At this point I check my divers’ air one last time – 60 bar, not bad. I see a familiar expanse of finger coral stretching away like rolling hills and I know we’re not far from the mooring. I look up to the surface and see the reassuring shape of our boat. I turn to my divers and signal for a safety stop – I see a moment of resignation on their eyes, but hey, even the best dives have to end! We have been in the water for 55 minutes averaging around 15 meters (50 feet) in depth.

Finger coral stretching away like rolling hills

Finger coral stretching away like rolling hills

As we come up everybody is really excited.

“Did you see the shark?”

“How many lobsters??!”

“Oh my God, that was awesome!!!”

Everyone goes a little bit quiet at this point, as if only just realising that this was the last dive, and tomorrow afternoon they will be flying home. Still, by the time we get back to the dive centre, plans are already being made to come back, and we say “See you next year!” when we say goodbye. After they’ve left I sit down to log my dive, looking out at the sunlight glinting on the sparkling blue sea, and I think just how much I love my job!
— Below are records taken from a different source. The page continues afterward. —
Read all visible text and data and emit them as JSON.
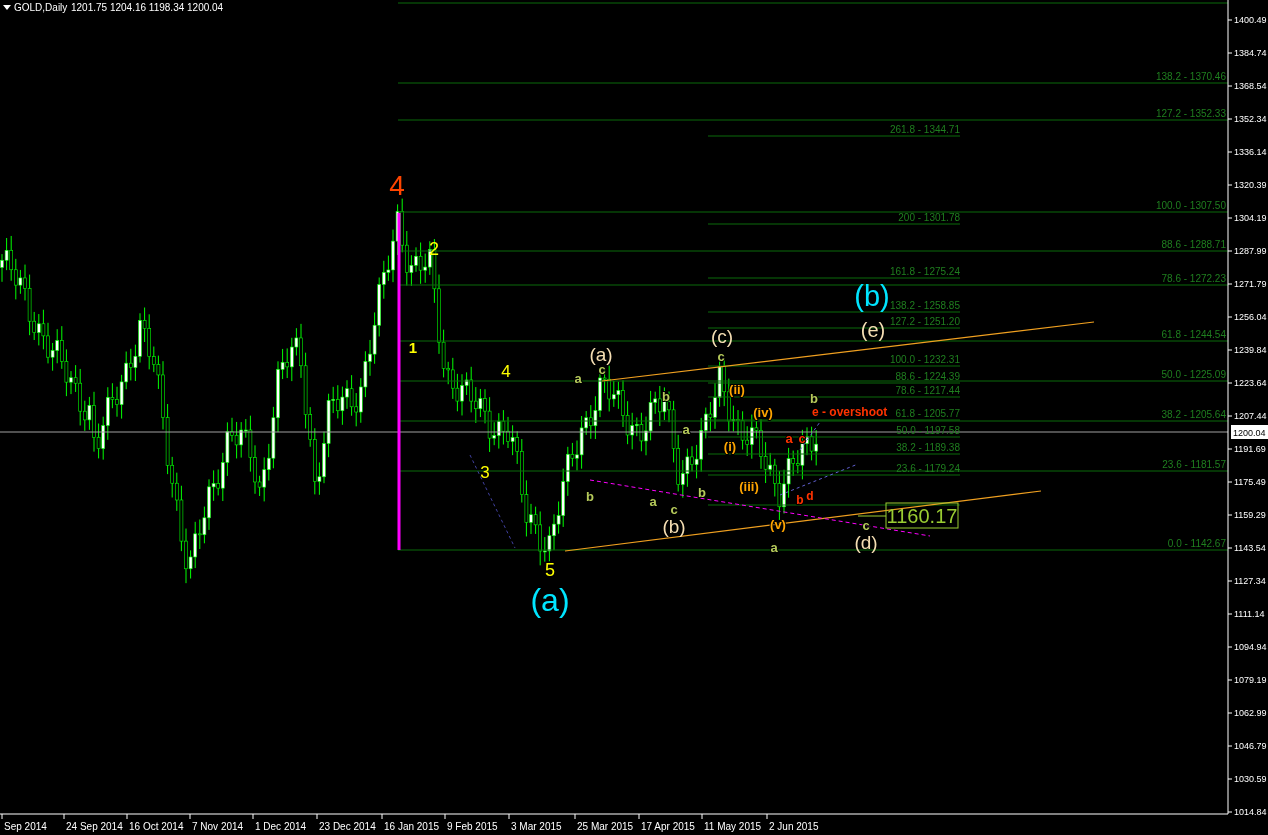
{
  "header": {
    "symbol": "GOLD,Daily",
    "ohlc": "1201.75 1204.16 1198.34 1200.04"
  },
  "price_axis": {
    "ticks": [
      "1400.49",
      "1384.74",
      "1368.54",
      "1352.34",
      "1336.14",
      "1320.39",
      "1304.19",
      "1287.99",
      "1271.79",
      "1256.04",
      "1239.84",
      "1223.64",
      "1207.44",
      "1191.69",
      "1175.49",
      "1159.29",
      "1143.54",
      "1127.34",
      "1111.14",
      "1094.94",
      "1079.19",
      "1062.99",
      "1046.79",
      "1030.59",
      "1014.84"
    ],
    "current_price": "1200.04"
  },
  "time_axis": {
    "labels": [
      "Sep 2014",
      "24 Sep 2014",
      "16 Oct 2014",
      "7 Nov 2014",
      "1 Dec 2014",
      "23 Dec 2014",
      "16 Jan 2015",
      "9 Feb 2015",
      "3 Mar 2015",
      "25 Mar 2015",
      "17 Apr 2015",
      "11 May 2015",
      "2 Jun 2015"
    ]
  },
  "fibonacci_right": [
    "138.2 - 1370.46",
    "127.2 - 1352.33",
    "100.0 - 1307.50",
    "88.6 - 1288.71",
    "78.6 - 1272.23",
    "61.8 - 1244.54",
    "50.0 - 1225.09",
    "38.2 - 1205.64",
    "23.6  - 1181.57",
    "0.0 - 1142.67"
  ],
  "fibonacci_left": [
    "261.8 - 1344.71",
    "200 - 1301.78",
    "161.8 - 1275.24",
    "138.2 - 1258.85",
    "127.2 - 1251.20",
    "100.0 - 1232.31",
    "88.6 - 1224.39",
    "78.6 - 1217.44",
    "61.8 - 1205.77",
    "50.0 - 1197.58",
    "38.2 - 1189.38",
    "23.6  - 1179.24"
  ],
  "wave_labels": [
    {
      "text": "4",
      "color": "#ff4500"
    },
    {
      "text": "2",
      "color": "#ffff00"
    },
    {
      "text": "1",
      "color": "#ffff00"
    },
    {
      "text": "4",
      "color": "#ffff00"
    },
    {
      "text": "3",
      "color": "#ffff00"
    },
    {
      "text": "5",
      "color": "#ffff00"
    },
    {
      "text": "(a)",
      "color": "#00e5ff"
    },
    {
      "text": "(b)",
      "color": "#00e5ff"
    },
    {
      "text": "(e)",
      "color": "#f5deb3"
    },
    {
      "text": "(a)",
      "color": "#f5deb3"
    },
    {
      "text": "(c)",
      "color": "#f5deb3"
    },
    {
      "text": "(b)",
      "color": "#f5deb3"
    },
    {
      "text": "(d)",
      "color": "#f5deb3"
    },
    {
      "text": "a",
      "color": "#b5c95a"
    },
    {
      "text": "c",
      "color": "#b5c95a"
    },
    {
      "text": "c",
      "color": "#b5c95a"
    },
    {
      "text": "b",
      "color": "#b5c95a"
    },
    {
      "text": "a",
      "color": "#b5c95a"
    },
    {
      "text": "b",
      "color": "#b5c95a"
    },
    {
      "text": "a",
      "color": "#b5c95a"
    },
    {
      "text": "c",
      "color": "#b5c95a"
    },
    {
      "text": "b",
      "color": "#b5c95a"
    },
    {
      "text": "b",
      "color": "#b5c95a"
    },
    {
      "text": "a",
      "color": "#b5c95a"
    },
    {
      "text": "c",
      "color": "#b5c95a"
    },
    {
      "text": "(ii)",
      "color": "#ffa500"
    },
    {
      "text": "(iv)",
      "color": "#ffa500"
    },
    {
      "text": "(i)",
      "color": "#ffa500"
    },
    {
      "text": "(iii)",
      "color": "#ffa500"
    },
    {
      "text": "(v)",
      "color": "#ffa500"
    },
    {
      "text": "a",
      "color": "#ff3300"
    },
    {
      "text": "c",
      "color": "#ff3300"
    },
    {
      "text": "b",
      "color": "#ff3300"
    },
    {
      "text": "d",
      "color": "#ff3300"
    },
    {
      "text": "e - overshoot",
      "color": "#ff3300"
    }
  ],
  "price_box": "1160.17"
}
I ♥ diving!

I ♥ diving!


If you want to find out more about diving on Carriacou, you can visit our website at
www.deeferdiving.com

Or if you are interested in becoming a dive guide and instructor yourself, you can find more information at www.deeferdiving.com/padipro.html